So, what’s their secret? It’s not much of one really. It’s the exact one those hundreds of motivational speakers spout at every opportunity: attitude.
What do you see when you look at most watch brands? A few nice watches, sure, with maybe a few genuinely iconic pieces here or there. You might see their name on billboards behind Simon Baker feeding a horse or George Clooney being… George Clooney. You’ll see them timekeeping at Wimbledon, too. Look at SevenFriday and you’ll see a tattooed, bearded chap smoking a cigar, wearing a watch inspired by Queen Victoria’s personal train. Probably while hot rod racing. They’re as well-versed in conformity as I am the rules and tactics of American football. As you can imagine, that’s not very well. Not very well at all.
Just look at their watches. Ever since the first P1/01 back in September of 2012 SevenFriday have had a unique look. Their cushion-shaped cases are nicely bulky and fit with dials somewhere between an art installation and an industrial accident, all the while showing flashes of the movements inside.
It’s a style that’s evolved over time with various versions inspired by the steampunk industrialisation of the railways (the Q2/03 Choo Choo), vintage sailing yachts (the P3/06 Yacht Club) and most symbolically the uncompromising nonconformity of punk rock. If you want a nice, classical dress watch please go somewhere far, far away.
That, however, is just it. There are more dress watches out there than you can shake a stick made of money at and after a while they become much of a muchness. The same with diving watches – there’s only so many submariners you can see before they all blur together. Try finding something else like a SevenFriday.
Now, it might seem like I’m lauding the merits of SevenFriday a little too much. You might be right; I own a few myself so a tiny amount of bias is natural. But the key to SevenFriday’s success isn’t just that they stand out from the crowd – it’s that they’re not even competing with them.
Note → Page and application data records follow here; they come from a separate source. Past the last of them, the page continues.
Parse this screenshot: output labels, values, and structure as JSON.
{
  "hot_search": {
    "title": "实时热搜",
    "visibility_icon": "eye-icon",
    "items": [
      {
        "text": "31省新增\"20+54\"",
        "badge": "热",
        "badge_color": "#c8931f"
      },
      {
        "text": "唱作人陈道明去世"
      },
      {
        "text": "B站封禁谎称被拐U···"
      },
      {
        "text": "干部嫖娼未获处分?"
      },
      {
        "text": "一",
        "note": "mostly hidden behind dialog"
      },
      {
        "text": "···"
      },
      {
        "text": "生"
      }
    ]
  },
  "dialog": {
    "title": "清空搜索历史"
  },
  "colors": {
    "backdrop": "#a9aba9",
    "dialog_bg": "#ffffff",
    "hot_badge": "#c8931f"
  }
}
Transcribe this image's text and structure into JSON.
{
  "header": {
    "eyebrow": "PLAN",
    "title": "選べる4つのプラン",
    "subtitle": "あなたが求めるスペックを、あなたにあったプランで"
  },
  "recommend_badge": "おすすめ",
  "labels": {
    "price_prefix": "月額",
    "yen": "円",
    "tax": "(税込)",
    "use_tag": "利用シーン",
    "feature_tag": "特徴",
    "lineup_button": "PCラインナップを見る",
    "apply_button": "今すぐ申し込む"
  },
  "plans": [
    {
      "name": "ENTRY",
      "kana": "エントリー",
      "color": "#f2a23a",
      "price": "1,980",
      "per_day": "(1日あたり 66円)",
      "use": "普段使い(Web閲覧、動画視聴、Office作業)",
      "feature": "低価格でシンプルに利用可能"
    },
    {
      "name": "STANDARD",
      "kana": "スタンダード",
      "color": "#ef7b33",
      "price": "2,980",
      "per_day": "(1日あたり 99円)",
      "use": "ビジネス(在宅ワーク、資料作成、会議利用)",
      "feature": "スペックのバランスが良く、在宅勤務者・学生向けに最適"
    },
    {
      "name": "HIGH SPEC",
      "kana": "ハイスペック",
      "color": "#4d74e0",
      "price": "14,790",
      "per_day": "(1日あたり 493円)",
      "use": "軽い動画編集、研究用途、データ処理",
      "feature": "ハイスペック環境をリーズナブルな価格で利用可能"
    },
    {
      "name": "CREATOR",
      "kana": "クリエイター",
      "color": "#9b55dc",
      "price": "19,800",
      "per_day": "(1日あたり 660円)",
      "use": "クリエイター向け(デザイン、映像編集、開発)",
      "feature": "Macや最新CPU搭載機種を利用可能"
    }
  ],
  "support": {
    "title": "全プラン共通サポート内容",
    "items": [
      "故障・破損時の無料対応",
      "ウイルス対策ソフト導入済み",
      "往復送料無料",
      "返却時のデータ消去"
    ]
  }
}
What I mean is a SevenFriday is not there as a replacement for a Patek Philippe. They are not feats of extraordinary haute horlogerie. They keep time with decent Swiss movements, of course, but they are not a watchmaker in the traditional sense. The key difference between SevenFriday and numerous others of their ilk out there is that they don’t pretend to be. Most SevenFridays are around £1,000 – £1,500 and they’re worth it. They might look insane but complication-wise they’re incredibly simple, with nary a chronograph in sight. Where other watchmakers invest time, effort and ludicrous sums of money in revolutionising the balance spring, SevenFriday just carries on with their borderline insane designs.
It’s not just the prices that are accessible, however. SevenFriday has styled themselves as a lifestyle brand as much as a watchmaker. When they launched the M1/04 Punk Rock they did so at the legendary 100 Club with a Colt 45 gig. It wasn’t about the watch, it was just lovers of the brand having one hell of a good time in a dark, dingy club.
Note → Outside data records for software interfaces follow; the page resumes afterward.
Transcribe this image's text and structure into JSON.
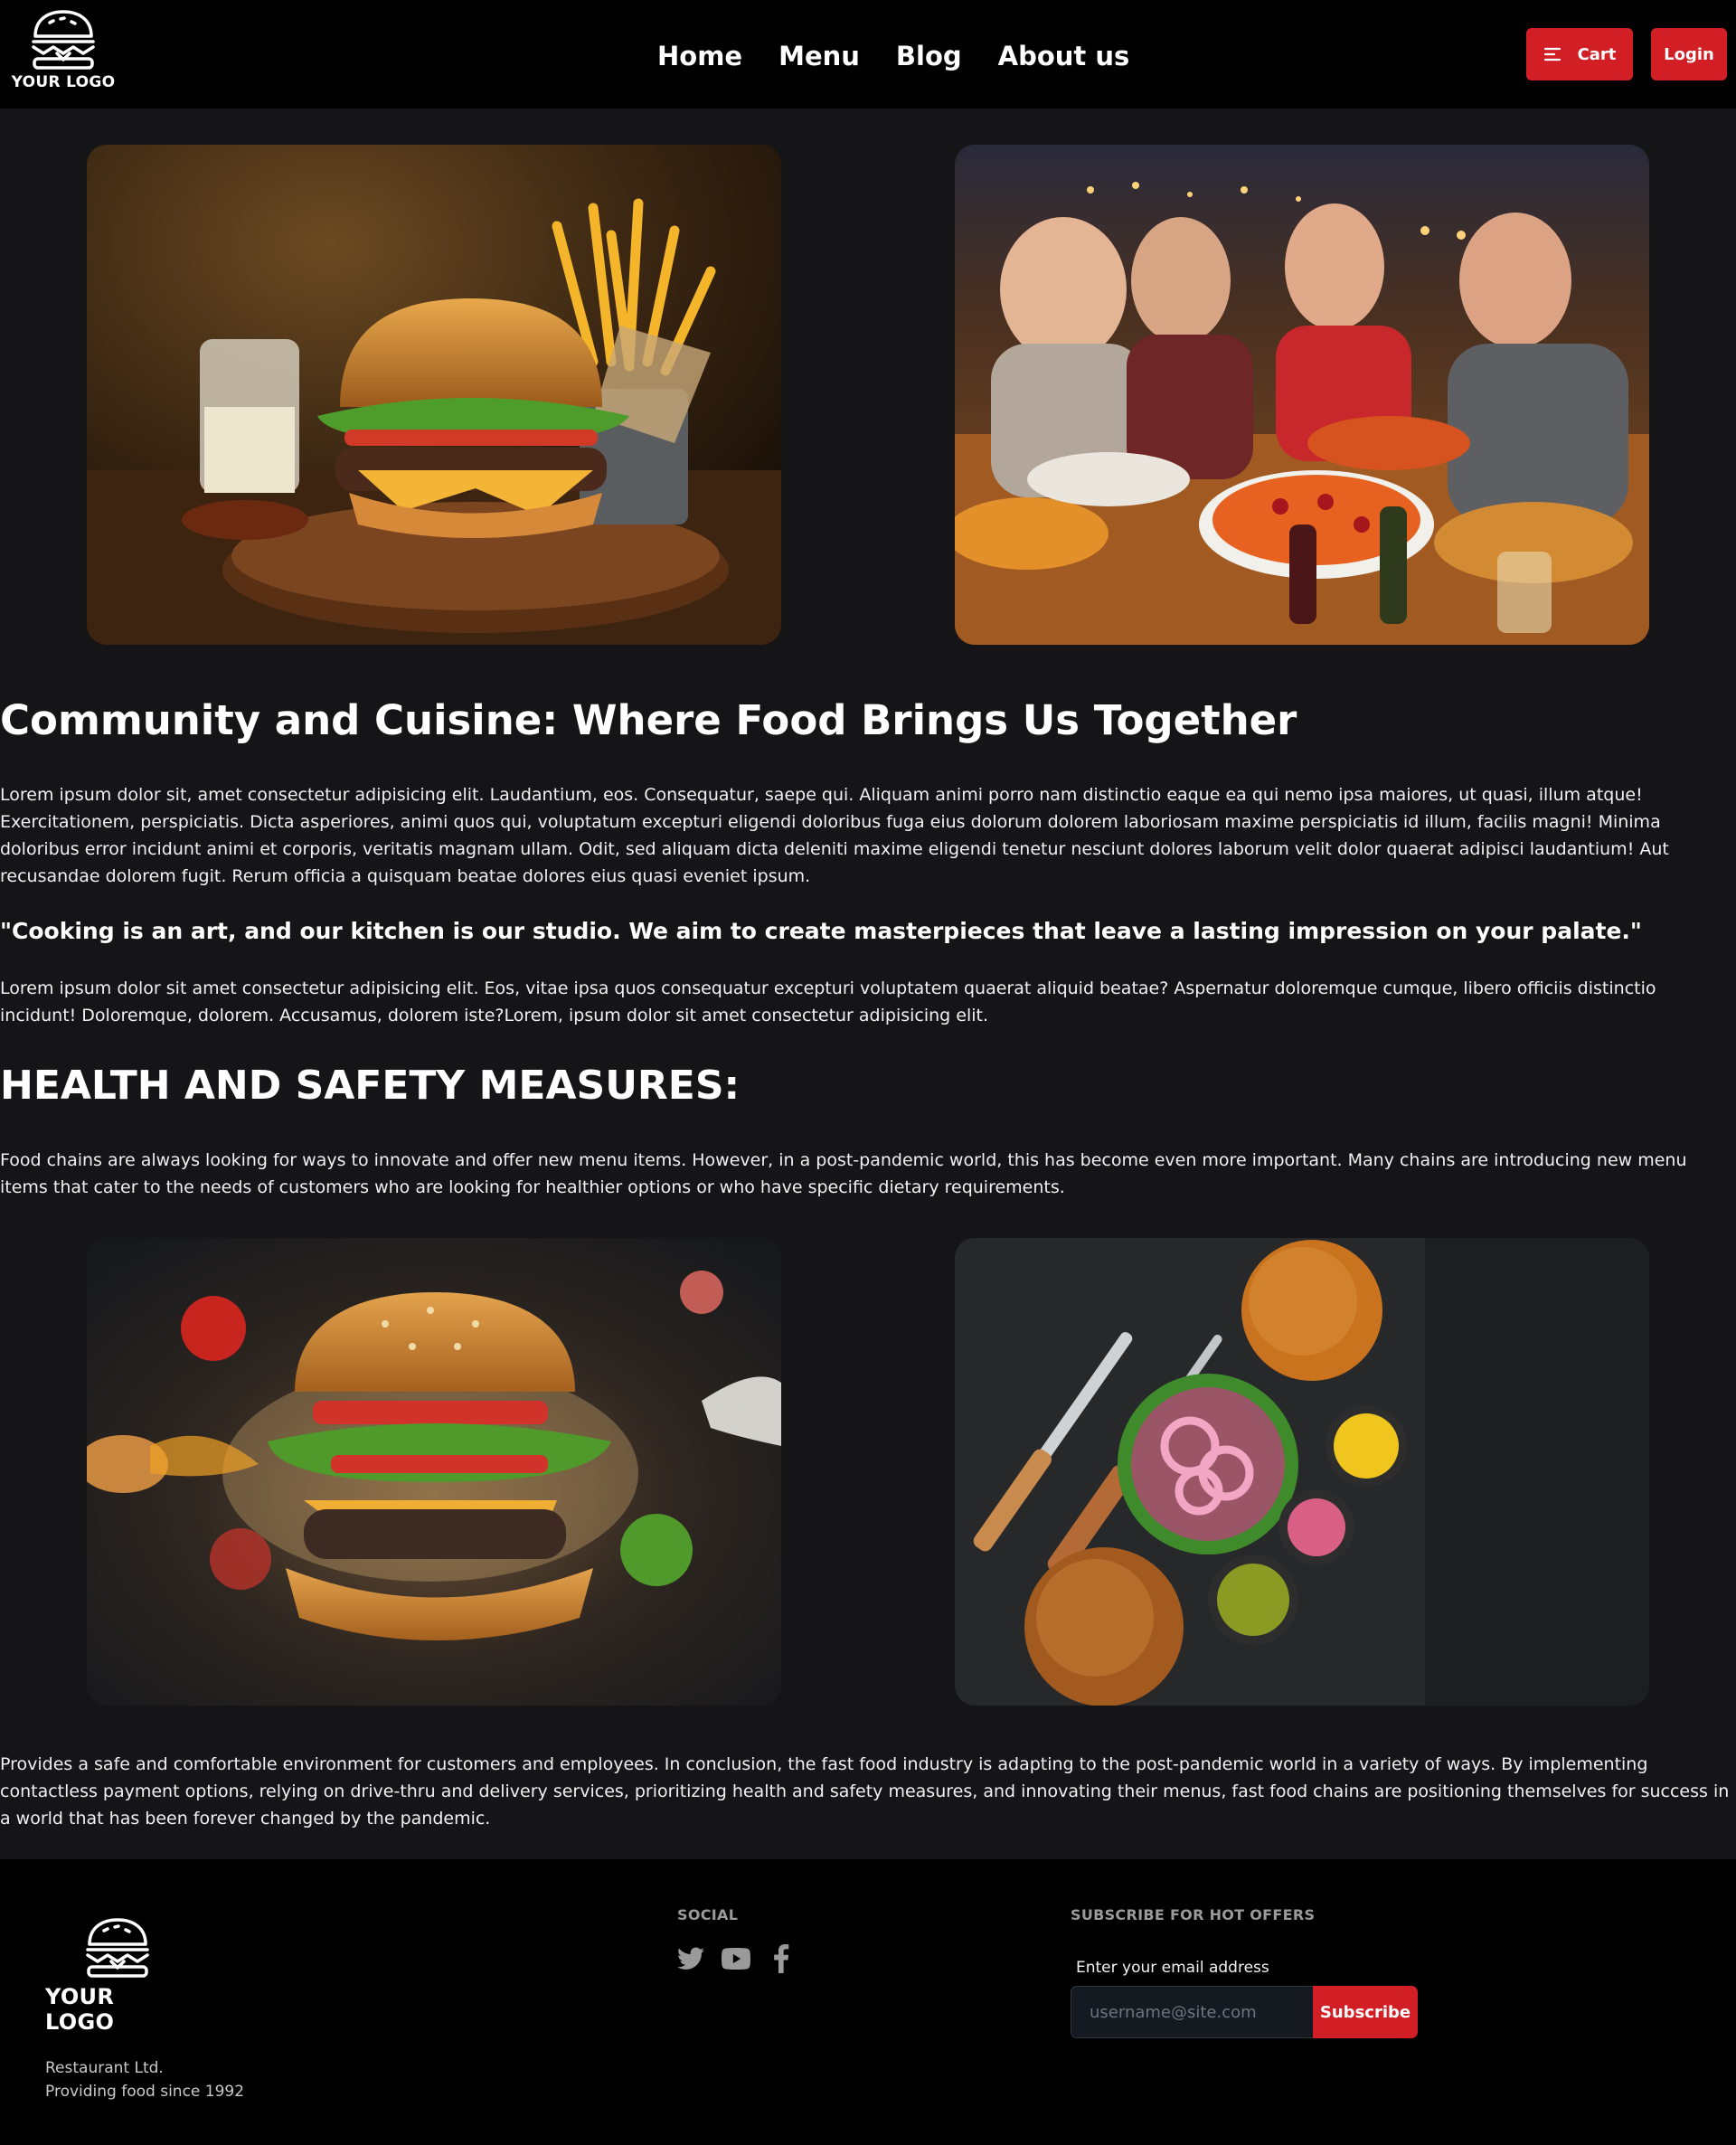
{
  "header": {
    "logo_text": "YOUR LOGO",
    "nav": [
      "Home",
      "Menu",
      "Blog",
      "About us"
    ],
    "cart_label": "Cart",
    "login_label": "Login"
  },
  "content": {
    "heading": "Community and Cuisine: Where Food Brings Us Together",
    "paragraph1": "Lorem ipsum dolor sit, amet consectetur adipisicing elit. Laudantium, eos. Consequatur, saepe qui. Aliquam animi porro nam distinctio eaque ea qui nemo ipsa maiores, ut quasi, illum atque! Exercitationem, perspiciatis. Dicta asperiores, animi quos qui, voluptatum excepturi eligendi doloribus fuga eius dolorum dolorem laboriosam maxime perspiciatis id illum, facilis magni! Minima doloribus error incidunt animi et corporis, veritatis magnam ullam. Odit, sed aliquam dicta deleniti maxime eligendi tenetur nesciunt dolores laborum velit dolor quaerat adipisci laudantium! Aut recusandae dolorem fugit. Rerum officia a quisquam beatae dolores eius quasi eveniet ipsum.",
    "quote": "\"Cooking is an art, and our kitchen is our studio. We aim to create masterpieces that leave a lasting impression on your palate.\"",
    "paragraph2": "Lorem ipsum dolor sit amet consectetur adipisicing elit. Eos, vitae ipsa quos consequatur excepturi voluptatem quaerat aliquid beatae? Aspernatur doloremque cumque, libero officiis distinctio incidunt! Doloremque, dolorem. Accusamus, dolorem iste?Lorem, ipsum dolor sit amet consectetur adipisicing elit.",
    "heading2": "HEALTH AND SAFETY MEASURES:",
    "paragraph3": "Food chains are always looking for ways to innovate and offer new menu items. However, in a post-pandemic world, this has become even more important. Many chains are introducing new menu items that cater to the needs of customers who are looking for healthier options or who have specific dietary requirements.",
    "paragraph4": "Provides a safe and comfortable environment for customers and employees. In conclusion, the fast food industry is adapting to the post-pandemic world in a variety of ways. By implementing contactless payment options, relying on drive-thru and delivery services, prioritizing health and safety measures, and innovating their menus, fast food chains are positioning themselves for success in a world that has been forever changed by the pandemic."
  },
  "footer": {
    "logo_text": "YOUR LOGO",
    "company_name": "Restaurant Ltd.",
    "company_tagline": "Providing food since 1992",
    "social_heading": "SOCIAL",
    "social_icons": [
      "twitter-icon",
      "youtube-icon",
      "facebook-icon"
    ],
    "subscribe_heading": "SUBSCRIBE FOR HOT OFFERS",
    "email_label": "Enter your email address",
    "email_placeholder": "username@site.com",
    "subscribe_label": "Subscribe"
  },
  "colors": {
    "accent": "#d21f26",
    "background": "#151517",
    "header_bg": "#000000"
  }
}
The same of course goes with the SevenFriday Space in Jakarta. Yes, it’s branded and there are plenty of watches to look at, but the focus is just on food, drinks and having a good time. More than any other watchmaker could hope to, when you buy a SevenFriday you buy into more than a brand; you buy into a lifestyle.
Speaking of which, if you needed any more convincing about SevenFriday’s nonconformist attitude, just look at their latest release, the P3/07 Kuka III. In a pumpkin orange fitting for the season, it’s the third iteration of the brand’s successful robot watches. In a limited edition of 750 though, I wish you luck getting your hands on one.
Still, when talking about why SevenFriday created the new watch, CEO Dan Niederer said something that pretty much sums up the brand: “Why not?” Now that’s a winning attitude…